We also believe in the strength of creating a supportive culture through community. We have been visiting the local Unitarian Universalist Congregation in order to assess our comfortability levels with introducing our future family into that community. We are considering this spiritual community for a few reasons. The first is that they seek inspiration for all of the world’s major religions. This would allow our child to learn about many world religions and start to decide for her or himself what she or he believes spiritually. We also like the Our Whole Lives program, which addresses sexuality and sexual identity in developmentally appropriate ways throughout our child’s life. We believe that feeling empowered means being knowledgeable about your body, identity, and sexual preferences in order to make appropriate decisions about her or his body. It also aids in our child’s ability to identify her or his boundaries, the boundaries of others, and to be able to assertive to defend her or his personal boundaries. Despite all of these great reasons to join this community, one of the largest aspects of this community that we appreciate, is the number of adoptive, interracial, and gay families that are in attendance and how accepting the larger congregation is of “alternative families”. It is our hope that in participating in this community, it will allow our child to see other families similar to our child’s. Seeing her or his experience reflected back to our child can be very affirming and also allows our child to make friends with others who may have similar experiences. This would allow our child to be comfortable with our family structure and dynamics in a culture of acceptance and inclusion. It will allow our child to be able to talk to her or his peers about some of the unique experiences that may arise as the adoptive child of a gay couple.

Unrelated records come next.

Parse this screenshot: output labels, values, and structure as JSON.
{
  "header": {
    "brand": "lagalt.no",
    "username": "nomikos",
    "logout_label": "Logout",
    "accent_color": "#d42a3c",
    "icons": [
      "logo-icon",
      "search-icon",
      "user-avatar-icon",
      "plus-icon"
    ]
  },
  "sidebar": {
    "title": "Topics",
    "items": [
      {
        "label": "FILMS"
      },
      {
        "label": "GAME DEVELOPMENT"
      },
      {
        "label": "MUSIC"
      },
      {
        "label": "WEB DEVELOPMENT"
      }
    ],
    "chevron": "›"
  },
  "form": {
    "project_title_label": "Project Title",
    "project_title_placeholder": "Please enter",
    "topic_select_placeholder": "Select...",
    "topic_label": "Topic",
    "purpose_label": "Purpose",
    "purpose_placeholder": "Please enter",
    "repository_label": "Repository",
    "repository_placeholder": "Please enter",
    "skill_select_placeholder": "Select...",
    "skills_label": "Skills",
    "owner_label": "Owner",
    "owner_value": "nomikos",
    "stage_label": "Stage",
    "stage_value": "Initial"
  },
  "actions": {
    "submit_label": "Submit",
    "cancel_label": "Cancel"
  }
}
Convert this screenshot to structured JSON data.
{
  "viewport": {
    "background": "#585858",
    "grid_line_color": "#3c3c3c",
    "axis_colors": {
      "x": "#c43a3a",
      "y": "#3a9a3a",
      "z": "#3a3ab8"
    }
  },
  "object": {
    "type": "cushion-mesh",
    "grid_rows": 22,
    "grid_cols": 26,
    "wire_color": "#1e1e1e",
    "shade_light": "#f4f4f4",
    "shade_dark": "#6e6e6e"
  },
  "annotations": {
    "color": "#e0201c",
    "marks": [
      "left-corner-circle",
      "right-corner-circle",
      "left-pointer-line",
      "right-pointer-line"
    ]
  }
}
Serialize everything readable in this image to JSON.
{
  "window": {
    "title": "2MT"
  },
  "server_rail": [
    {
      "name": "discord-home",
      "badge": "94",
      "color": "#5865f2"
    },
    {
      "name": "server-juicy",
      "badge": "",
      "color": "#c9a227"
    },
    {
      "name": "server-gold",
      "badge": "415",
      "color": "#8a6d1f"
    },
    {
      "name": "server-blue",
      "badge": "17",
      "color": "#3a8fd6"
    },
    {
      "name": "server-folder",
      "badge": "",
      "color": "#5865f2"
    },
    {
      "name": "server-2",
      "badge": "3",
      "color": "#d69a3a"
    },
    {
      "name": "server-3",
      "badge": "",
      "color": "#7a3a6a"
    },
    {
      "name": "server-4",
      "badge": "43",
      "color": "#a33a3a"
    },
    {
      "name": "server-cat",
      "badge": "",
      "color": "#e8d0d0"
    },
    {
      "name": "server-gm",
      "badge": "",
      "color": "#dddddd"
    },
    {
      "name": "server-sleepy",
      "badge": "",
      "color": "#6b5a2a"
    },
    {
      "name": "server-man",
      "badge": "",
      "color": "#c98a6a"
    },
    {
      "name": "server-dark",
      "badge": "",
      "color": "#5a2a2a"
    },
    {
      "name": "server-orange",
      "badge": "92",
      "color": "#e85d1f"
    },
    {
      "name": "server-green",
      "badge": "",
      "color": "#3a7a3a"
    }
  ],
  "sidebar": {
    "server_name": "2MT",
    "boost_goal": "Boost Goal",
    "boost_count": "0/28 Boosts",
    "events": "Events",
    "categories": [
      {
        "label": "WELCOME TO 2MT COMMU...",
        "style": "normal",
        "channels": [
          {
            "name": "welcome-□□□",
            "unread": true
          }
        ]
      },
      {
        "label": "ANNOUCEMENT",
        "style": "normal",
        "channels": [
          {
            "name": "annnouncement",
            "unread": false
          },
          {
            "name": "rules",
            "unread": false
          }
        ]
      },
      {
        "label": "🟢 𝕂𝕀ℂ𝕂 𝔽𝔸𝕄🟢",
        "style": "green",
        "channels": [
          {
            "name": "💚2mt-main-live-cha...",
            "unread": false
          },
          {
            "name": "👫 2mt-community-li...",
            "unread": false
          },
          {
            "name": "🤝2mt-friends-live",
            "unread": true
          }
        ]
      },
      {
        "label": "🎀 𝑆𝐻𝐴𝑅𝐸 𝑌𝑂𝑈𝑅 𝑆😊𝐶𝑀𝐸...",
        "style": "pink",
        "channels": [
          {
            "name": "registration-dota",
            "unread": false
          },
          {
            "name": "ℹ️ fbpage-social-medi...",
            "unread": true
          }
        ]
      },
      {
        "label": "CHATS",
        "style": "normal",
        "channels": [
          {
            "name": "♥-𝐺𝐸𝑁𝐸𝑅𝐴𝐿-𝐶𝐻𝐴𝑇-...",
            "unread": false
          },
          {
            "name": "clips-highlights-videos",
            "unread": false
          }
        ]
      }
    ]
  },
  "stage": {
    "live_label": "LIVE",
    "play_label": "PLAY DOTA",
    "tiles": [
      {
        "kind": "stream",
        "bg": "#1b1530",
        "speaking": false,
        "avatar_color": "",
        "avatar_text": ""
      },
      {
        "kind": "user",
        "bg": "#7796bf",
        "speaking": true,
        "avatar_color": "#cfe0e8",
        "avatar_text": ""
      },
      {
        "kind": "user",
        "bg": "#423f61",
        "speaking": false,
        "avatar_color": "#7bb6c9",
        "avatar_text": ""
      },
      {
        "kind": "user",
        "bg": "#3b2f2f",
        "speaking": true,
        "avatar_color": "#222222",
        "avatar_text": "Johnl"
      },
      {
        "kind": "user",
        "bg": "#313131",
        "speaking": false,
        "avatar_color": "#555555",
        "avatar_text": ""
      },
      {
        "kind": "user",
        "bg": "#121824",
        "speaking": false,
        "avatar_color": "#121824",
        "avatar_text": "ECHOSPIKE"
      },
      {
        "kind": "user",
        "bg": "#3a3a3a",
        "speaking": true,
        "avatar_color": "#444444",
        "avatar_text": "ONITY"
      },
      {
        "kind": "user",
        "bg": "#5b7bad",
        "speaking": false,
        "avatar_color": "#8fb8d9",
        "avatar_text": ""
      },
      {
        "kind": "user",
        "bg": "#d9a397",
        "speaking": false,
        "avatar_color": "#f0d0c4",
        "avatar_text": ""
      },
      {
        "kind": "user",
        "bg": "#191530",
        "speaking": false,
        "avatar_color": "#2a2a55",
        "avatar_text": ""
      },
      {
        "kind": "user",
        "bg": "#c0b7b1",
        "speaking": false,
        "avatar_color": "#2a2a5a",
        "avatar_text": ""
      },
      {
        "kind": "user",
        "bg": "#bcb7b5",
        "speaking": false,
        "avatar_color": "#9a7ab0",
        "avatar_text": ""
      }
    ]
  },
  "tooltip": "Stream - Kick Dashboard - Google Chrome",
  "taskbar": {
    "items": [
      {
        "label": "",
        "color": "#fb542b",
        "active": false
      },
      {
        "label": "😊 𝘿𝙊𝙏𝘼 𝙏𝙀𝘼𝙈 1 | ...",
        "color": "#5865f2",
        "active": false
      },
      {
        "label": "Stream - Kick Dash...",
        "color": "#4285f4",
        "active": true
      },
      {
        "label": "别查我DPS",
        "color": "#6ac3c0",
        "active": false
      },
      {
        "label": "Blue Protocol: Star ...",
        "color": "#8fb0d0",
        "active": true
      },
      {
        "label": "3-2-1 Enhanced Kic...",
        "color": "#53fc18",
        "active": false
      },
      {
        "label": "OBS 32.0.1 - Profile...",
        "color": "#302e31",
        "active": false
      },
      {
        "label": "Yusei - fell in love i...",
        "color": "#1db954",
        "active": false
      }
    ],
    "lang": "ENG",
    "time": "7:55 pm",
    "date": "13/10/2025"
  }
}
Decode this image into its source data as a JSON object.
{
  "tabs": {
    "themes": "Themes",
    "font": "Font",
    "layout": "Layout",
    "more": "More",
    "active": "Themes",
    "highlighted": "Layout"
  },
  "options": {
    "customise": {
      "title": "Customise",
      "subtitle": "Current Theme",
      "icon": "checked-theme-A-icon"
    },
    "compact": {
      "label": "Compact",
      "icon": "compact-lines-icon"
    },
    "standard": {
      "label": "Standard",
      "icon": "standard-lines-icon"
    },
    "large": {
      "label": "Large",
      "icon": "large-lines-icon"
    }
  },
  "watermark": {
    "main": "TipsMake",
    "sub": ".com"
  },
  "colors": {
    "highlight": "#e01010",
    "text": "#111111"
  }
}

We believe that building empowerment, self-affirmation, and resilience can also be directly fostered throughout our child’s life. This could start at a very young age. This may include celebrating not only birthdays, but adoption day. We could also affirm our child through children’s books and bedtime stories.
We also believe it is important to support our child’s interests. If this means dressing up for tea, having makeup smeared on our faces, or providing transportation to various sporting events, we are game. If that means finding music tutors, going to recitals, or dressing up for Halloween, we are all in.
What is important to know is that our child will always come first. She or he will be loved and supported in whatever ways needed for her or him to grow. Family is the biggest value that we share as a couple. Our family will always come first. We would love for the opportunity to build our family together to raise a strong, independent child.